=== Given records ===
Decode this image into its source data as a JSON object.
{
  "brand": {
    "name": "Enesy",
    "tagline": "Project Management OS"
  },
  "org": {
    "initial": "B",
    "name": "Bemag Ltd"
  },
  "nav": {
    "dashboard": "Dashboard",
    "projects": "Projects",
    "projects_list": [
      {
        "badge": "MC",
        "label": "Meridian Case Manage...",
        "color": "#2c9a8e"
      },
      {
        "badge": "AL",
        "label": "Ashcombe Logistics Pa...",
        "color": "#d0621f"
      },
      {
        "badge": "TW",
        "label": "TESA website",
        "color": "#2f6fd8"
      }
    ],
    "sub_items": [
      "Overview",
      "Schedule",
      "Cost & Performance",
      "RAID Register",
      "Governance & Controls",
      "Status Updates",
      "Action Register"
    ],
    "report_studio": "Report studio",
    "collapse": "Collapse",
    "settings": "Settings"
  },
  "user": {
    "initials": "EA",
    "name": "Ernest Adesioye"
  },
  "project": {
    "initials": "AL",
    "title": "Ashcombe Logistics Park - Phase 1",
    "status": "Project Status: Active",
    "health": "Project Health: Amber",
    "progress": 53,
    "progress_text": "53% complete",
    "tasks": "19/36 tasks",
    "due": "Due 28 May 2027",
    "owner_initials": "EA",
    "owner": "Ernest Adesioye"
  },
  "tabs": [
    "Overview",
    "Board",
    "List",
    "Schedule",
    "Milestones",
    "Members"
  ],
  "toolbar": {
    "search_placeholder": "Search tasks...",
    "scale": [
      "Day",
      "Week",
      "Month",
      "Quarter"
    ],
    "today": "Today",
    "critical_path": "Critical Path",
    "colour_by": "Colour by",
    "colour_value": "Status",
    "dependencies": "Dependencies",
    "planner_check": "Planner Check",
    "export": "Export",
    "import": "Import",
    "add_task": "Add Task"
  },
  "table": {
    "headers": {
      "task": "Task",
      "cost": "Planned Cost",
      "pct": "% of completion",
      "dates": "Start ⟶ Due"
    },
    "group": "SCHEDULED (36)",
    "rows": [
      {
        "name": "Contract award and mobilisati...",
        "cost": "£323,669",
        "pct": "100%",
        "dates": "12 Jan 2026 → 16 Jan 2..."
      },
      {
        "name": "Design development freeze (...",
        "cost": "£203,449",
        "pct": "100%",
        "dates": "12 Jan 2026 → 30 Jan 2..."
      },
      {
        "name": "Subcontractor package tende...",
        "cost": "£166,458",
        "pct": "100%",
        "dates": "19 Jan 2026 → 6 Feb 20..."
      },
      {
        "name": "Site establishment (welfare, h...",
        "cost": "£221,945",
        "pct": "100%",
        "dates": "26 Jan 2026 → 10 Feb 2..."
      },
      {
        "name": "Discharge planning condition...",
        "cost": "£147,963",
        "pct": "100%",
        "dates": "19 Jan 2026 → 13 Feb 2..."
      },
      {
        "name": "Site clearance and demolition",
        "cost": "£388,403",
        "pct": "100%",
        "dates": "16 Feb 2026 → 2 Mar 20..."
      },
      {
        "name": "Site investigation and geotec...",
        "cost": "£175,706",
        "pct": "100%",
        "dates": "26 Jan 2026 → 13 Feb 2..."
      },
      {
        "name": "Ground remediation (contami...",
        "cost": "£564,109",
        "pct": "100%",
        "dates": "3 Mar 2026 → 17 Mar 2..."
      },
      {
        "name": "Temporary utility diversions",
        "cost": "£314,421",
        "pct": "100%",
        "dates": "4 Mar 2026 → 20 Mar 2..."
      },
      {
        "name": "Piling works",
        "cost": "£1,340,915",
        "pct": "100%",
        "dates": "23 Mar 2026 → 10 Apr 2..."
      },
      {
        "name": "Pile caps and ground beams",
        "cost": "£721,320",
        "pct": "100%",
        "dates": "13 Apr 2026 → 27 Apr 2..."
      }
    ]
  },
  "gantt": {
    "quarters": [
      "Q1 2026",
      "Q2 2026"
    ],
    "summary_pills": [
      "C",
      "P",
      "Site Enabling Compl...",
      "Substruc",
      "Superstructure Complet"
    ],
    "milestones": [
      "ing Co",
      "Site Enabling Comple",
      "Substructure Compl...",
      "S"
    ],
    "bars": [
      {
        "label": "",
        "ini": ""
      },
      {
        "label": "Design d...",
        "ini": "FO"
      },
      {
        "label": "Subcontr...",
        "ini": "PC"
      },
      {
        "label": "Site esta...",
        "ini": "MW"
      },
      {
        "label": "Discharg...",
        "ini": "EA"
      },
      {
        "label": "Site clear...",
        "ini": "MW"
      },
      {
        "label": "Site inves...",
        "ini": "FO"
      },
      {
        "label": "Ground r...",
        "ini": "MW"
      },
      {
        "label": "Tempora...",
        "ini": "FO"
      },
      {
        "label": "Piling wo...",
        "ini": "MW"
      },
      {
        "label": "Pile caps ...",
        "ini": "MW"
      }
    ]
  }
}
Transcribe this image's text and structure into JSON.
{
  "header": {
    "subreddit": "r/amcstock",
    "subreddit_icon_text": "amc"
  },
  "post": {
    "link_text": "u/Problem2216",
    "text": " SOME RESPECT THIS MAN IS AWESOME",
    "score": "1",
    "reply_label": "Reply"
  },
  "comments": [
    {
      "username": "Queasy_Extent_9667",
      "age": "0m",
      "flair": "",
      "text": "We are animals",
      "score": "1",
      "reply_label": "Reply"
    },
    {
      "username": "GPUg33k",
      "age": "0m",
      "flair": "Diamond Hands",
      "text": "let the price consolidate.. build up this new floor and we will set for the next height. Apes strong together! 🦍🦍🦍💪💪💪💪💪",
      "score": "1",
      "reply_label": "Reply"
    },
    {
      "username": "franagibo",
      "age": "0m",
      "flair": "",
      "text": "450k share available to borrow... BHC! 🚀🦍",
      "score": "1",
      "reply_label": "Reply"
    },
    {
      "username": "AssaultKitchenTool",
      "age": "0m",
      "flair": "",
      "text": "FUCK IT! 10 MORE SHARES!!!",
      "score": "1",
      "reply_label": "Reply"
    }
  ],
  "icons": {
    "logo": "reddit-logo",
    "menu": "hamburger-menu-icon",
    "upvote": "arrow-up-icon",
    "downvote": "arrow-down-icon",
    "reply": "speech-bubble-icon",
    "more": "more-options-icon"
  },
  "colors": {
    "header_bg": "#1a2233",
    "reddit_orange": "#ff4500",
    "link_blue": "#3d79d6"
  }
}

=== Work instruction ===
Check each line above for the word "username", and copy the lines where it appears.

=== Result of this exercise ===
      "username": "Queasy_Extent_9667",
      "username": "GPUg33k",
      "username": "franagibo",
      "username": "AssaultKitchenTool",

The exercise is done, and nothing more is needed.